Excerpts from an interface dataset
:::::
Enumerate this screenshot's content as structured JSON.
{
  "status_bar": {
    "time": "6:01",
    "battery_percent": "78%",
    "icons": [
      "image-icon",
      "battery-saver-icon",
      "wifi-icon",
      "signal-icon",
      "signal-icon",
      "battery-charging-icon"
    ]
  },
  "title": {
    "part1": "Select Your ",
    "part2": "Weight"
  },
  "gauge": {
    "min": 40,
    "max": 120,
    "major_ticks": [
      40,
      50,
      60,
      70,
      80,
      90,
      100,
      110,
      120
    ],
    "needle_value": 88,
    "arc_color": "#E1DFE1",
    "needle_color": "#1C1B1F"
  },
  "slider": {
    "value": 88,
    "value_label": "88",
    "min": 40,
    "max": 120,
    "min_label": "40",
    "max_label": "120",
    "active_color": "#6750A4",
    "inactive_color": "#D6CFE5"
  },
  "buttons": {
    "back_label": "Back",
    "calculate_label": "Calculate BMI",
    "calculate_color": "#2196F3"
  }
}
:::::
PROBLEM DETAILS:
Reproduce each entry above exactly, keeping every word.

ANSWER SPACE:
Enumerate this screenshot's content as structured JSON.
{
  "status_bar": {
    "time": "6:01",
    "battery_percent": "78%",
    "icons": [
      "image-icon",
      "battery-saver-icon",
      "wifi-icon",
      "signal-icon",
      "signal-icon",
      "battery-charging-icon"
    ]
  },
  "title": {
    "part1": "Select Your ",
    "part2": "Weight"
  },
  "gauge": {
    "min": 40,
    "max": 120,
    "major_ticks": [
      40,
      50,
      60,
      70,
      80,
      90,
      100,
      110,
      120
    ],
    "needle_value": 88,
    "arc_color": "#E1DFE1",
    "needle_color": "#1C1B1F"
  },
  "slider": {
    "value": 88,
    "value_label": "88",
    "min": 40,
    "max": 120,
    "min_label": "40",
    "max_label": "120",
    "active_color": "#6750A4",
    "inactive_color": "#D6CFE5"
  },
  "buttons": {
    "back_label": "Back",
    "calculate_label": "Calculate BMI",
    "calculate_color": "#2196F3"
  }
}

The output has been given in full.